The good news: My gluten-free Old Skool Ramen — made with a Tonkotsu broth and topped with chicken, green onions, and wood-ear mushrooms — was delicious! I couldn’t even tell the noodles were gluten-free — though to be fair it’s been so long since I’ve had glutenous ramen that I’m not sure I can totally remember the taste and texture.
The bad news: Tatsu has the highest markup I’ve ever seen for going gluten free. These special noodles will cost you an extra $6.
Book pairing: Please Take Care of Mom by Kyung-Sook Shin
“Ramen was the best thing back then! It was something you ate in secret so you wouldn’t have to share it!”
Please Look After Mom begins when the aging mom of a family gets lost in a subway station — and the family members start a frantic search to find her while remembering all the ways the mom sacrificed to care for them yet was largely taken for granted and ignored herself. The book is a page turner even though its structure depends on quiet reminiscences. The memories are at once universal — all the ways we take the people in our lives for granted until they’re gone — and culture and time specific — the history of war and poverty in Korea alongside the gender expectation that women, especially mothers, be subservient, care taking, self-sacrificing.
Overall I enjoyed and learned a lot from this book, even as I found myself getting anxious about the ways the novel in some ways glorifies female sacrifice and suffering.
Veggie Grill. Locations all over Los Angeles.
No, this place is not a Korean restaurant — but they have a Seoul Bowl, made with gluten free organic crispy tofu, supergrain and rice mix, carrots, house-pickled red onions, cabbage, arugula, scallions, sesame seeds and gochujang sauce. The result? Well, the gochujang is really too sweet and runny, the arugula is something I just don’t associate with Seoul, and where is the kimchi?! That said, for fast Korean-Cali fusion, the Seoul Bowl’s pretty satisfying and comforting.

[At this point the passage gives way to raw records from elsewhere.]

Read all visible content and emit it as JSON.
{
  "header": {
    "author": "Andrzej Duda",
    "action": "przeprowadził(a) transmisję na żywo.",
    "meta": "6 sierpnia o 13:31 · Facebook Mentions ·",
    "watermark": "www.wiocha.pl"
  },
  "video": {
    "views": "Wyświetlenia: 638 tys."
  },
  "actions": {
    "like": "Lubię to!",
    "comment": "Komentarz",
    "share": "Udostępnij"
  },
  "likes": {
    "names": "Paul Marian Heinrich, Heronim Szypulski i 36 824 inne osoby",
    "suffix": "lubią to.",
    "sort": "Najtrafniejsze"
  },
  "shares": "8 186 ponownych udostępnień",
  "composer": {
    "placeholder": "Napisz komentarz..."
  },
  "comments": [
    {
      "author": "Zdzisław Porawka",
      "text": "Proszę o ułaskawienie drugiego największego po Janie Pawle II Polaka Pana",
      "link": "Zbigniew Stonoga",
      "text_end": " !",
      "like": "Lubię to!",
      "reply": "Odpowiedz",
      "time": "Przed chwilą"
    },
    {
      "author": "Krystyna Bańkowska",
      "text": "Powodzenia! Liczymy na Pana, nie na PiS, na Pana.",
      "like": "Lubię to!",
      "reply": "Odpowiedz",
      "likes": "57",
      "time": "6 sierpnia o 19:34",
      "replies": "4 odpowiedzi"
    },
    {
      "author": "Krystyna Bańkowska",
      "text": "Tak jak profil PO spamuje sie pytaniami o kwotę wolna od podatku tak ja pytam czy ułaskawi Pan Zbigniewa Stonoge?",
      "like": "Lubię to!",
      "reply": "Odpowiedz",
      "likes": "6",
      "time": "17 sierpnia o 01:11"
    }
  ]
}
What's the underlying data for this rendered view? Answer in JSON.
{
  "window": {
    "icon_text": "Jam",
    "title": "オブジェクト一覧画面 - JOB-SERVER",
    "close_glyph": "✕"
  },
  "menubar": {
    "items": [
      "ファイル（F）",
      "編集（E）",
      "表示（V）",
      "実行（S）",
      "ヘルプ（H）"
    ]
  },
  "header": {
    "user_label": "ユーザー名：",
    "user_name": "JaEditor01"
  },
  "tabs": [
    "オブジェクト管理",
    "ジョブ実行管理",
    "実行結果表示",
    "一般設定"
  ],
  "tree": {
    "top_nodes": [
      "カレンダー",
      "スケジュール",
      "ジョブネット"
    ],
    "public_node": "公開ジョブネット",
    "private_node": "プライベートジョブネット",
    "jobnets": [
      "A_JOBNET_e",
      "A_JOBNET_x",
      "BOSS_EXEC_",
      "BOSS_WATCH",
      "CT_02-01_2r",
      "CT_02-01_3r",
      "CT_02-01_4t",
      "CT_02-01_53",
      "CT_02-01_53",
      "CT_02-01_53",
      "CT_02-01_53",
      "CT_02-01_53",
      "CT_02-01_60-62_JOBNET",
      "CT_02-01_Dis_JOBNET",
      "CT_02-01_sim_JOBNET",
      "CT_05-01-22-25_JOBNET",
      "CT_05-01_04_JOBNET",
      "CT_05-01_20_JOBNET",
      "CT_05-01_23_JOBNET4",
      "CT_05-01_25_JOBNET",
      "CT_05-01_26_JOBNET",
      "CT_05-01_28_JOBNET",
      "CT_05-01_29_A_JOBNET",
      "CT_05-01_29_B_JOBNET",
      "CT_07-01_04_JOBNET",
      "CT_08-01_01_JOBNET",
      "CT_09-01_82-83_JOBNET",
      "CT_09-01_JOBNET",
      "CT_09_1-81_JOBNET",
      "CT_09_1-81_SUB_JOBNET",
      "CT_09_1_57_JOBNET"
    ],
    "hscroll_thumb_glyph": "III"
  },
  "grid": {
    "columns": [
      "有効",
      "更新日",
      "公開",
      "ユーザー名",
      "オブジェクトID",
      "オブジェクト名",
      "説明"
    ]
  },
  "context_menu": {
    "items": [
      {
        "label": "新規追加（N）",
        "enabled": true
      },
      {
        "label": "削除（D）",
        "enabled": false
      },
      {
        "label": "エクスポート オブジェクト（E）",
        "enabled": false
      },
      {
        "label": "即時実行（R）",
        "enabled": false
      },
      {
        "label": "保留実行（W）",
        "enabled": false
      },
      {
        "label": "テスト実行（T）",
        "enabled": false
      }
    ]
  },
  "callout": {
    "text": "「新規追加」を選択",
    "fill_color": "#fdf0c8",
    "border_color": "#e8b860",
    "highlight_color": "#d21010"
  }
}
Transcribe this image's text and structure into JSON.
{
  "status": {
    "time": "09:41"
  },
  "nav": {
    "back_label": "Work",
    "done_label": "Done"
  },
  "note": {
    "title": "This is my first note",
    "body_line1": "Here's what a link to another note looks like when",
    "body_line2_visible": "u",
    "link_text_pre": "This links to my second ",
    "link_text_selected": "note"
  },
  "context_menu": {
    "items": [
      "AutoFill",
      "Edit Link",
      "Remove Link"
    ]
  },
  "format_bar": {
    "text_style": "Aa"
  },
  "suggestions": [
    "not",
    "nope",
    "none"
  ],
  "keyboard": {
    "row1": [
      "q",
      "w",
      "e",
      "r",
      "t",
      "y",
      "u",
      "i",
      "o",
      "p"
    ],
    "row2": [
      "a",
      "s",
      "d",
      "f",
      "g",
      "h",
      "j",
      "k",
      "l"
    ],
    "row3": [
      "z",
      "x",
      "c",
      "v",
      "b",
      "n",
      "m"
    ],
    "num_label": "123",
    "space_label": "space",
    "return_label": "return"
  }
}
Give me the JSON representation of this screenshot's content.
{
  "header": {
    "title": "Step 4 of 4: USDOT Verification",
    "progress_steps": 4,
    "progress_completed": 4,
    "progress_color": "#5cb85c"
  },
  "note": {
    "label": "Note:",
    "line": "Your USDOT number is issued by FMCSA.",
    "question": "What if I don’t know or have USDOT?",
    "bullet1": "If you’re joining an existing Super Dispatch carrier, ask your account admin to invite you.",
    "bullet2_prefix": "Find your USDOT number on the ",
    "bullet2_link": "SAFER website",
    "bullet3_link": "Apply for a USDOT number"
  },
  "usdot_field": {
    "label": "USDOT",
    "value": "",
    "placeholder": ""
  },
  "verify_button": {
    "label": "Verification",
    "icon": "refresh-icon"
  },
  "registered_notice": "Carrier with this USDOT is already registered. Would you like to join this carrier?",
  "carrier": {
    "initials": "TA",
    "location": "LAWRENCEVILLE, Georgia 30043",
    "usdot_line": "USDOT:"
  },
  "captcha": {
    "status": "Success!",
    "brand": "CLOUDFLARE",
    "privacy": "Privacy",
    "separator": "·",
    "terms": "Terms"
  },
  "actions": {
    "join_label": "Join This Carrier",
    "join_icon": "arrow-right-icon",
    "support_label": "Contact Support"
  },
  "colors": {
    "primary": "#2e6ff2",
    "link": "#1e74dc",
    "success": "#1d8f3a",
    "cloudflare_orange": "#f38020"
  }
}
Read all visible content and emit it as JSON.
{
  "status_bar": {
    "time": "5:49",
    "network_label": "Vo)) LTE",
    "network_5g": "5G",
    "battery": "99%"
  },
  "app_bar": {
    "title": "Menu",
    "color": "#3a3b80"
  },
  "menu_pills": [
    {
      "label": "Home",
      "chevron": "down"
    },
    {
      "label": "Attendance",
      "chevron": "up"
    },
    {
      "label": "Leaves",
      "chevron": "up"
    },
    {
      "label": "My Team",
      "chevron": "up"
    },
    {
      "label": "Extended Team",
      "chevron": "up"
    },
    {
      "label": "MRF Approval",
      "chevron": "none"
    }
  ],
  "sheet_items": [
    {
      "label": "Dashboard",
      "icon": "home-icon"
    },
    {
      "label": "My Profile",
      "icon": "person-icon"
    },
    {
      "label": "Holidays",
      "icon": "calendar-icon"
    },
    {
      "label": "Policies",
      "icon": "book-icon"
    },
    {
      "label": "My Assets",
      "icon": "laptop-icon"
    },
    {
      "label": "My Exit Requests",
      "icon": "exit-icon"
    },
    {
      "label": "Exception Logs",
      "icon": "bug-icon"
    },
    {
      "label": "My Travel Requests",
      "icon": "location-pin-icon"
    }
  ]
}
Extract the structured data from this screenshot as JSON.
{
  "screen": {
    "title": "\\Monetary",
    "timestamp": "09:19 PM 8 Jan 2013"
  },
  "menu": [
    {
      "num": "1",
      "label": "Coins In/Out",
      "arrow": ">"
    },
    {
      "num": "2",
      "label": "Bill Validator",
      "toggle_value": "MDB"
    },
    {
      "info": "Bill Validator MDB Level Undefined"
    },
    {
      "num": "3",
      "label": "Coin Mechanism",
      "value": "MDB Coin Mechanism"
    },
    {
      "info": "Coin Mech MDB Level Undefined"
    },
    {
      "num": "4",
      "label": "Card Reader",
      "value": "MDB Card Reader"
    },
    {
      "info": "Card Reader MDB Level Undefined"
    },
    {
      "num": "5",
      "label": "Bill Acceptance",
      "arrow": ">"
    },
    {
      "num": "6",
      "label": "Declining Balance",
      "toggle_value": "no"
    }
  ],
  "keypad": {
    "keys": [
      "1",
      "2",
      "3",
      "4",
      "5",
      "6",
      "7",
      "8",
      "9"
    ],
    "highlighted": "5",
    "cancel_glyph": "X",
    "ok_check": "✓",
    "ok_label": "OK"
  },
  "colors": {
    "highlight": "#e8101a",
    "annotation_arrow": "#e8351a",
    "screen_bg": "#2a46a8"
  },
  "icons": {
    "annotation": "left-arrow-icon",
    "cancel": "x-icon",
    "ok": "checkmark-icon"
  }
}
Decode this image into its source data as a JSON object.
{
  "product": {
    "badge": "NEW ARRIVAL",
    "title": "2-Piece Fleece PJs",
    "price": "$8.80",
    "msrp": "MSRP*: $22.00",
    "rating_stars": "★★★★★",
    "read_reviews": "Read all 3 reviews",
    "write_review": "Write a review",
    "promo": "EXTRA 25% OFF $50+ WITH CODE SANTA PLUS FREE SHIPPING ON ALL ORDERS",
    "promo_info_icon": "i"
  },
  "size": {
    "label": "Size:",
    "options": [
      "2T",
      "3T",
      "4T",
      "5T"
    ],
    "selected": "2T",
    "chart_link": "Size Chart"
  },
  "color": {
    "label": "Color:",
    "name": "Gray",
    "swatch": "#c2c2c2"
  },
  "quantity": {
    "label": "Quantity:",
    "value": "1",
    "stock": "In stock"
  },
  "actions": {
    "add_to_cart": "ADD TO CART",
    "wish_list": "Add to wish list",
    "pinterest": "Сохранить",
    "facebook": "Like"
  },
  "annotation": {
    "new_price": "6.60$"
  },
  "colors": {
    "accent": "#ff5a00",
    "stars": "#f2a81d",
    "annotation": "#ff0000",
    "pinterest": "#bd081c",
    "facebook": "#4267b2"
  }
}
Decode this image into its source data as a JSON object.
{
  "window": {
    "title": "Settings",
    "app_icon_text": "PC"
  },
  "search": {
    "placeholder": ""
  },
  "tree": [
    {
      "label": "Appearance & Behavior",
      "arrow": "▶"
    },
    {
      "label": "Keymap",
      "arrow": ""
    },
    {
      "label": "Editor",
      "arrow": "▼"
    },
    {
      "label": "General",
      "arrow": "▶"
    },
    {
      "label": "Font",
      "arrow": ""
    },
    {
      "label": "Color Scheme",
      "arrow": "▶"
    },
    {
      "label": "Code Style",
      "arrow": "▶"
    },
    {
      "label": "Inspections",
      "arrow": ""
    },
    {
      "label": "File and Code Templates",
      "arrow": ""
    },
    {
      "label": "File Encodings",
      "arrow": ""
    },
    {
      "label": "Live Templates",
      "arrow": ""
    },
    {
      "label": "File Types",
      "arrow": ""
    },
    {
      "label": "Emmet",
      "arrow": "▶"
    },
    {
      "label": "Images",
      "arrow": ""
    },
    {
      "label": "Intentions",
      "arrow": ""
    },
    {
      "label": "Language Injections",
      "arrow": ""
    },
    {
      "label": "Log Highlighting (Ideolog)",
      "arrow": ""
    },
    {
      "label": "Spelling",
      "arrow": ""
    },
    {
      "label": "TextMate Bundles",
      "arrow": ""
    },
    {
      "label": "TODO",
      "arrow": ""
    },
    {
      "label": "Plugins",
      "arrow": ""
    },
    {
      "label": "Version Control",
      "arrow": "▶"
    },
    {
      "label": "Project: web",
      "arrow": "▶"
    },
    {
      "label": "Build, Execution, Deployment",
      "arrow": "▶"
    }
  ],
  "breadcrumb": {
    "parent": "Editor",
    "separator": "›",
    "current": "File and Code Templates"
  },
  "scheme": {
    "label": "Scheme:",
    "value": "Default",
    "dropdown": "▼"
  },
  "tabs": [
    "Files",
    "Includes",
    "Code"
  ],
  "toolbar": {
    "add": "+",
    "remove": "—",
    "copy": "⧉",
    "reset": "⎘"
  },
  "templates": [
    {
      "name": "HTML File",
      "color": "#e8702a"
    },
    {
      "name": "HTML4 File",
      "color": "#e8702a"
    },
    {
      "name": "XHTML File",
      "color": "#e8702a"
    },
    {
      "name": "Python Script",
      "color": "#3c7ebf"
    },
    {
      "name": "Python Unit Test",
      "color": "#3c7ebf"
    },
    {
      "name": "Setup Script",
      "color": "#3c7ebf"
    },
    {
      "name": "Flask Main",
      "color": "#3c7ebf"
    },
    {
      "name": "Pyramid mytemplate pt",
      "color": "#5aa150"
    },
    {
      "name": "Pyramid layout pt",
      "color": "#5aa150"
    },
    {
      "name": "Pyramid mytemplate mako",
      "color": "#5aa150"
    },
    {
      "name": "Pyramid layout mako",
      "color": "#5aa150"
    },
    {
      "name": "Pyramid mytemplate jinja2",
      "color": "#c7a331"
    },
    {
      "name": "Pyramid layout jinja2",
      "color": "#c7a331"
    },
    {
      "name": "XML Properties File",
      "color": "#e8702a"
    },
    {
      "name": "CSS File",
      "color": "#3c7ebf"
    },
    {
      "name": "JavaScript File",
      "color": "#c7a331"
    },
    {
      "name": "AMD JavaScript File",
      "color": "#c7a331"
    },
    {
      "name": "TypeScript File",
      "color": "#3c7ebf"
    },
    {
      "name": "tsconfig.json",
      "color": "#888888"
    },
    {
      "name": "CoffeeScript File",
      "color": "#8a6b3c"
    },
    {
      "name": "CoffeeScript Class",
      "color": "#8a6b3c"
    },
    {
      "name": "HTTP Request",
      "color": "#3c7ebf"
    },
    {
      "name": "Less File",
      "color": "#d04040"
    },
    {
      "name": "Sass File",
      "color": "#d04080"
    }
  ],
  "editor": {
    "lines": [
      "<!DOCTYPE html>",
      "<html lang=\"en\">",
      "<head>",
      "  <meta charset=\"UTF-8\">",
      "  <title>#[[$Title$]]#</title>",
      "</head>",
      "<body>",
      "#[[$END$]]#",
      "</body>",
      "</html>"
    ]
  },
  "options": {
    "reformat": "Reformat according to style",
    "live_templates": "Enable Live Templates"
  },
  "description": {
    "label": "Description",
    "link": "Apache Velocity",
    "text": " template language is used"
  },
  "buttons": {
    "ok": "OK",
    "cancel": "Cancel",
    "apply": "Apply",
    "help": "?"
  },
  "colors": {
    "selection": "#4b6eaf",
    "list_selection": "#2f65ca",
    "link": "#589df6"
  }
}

Book pairing: Still Angry Little Girls by Lela Lee.
I love this comic book series because the girls are so cute and so angry! Plus Angry Little Girls touches on issues of race and culture in sly, funny ways. It’s a fast, entertaining read —
Cafe Gratitude. 4 L.A.-area locations in Larchmont, Beverly Hills, Venice, and the Arts District.
This too is not a Korean restaurant — but is a yummy place to go for organic vegan Bibimbap Bowl, a.k.a. Evolved. Does it taste like real Korean bibimbap?
Well, the bulgogi is made with oyster mushrooms and the egg with chickpeas, the kimchi’s very mild, the usual gochujang is replaced with a runny “bibimbap sauce” and the whole thing’s topped with a lot of sprouts — so no! But this dish is a fresh, satisfying dish in its own right.
Book pairing: I Have the Right to Destroy Myself by Young-Ha Kim
“C imagined the green liquid going down her throat and spreading throughout her body. He could see her body turning green, the kiwi juice seeping into her capillaries.”
Aren’t those the perfect lines to read right before drinking a raw green smoothie? I picked out this book on a whim from the library shelf and was really sucked in by this moody Korean novel — about two brothers in love with the same listless woman — who hires a suicide whisperer of sorts to help her end her life. It’s a strange, disquieting, yet oddly peaceful story.
Have other healthy Korean-ish restaurant recommendations? Let me know in the comments —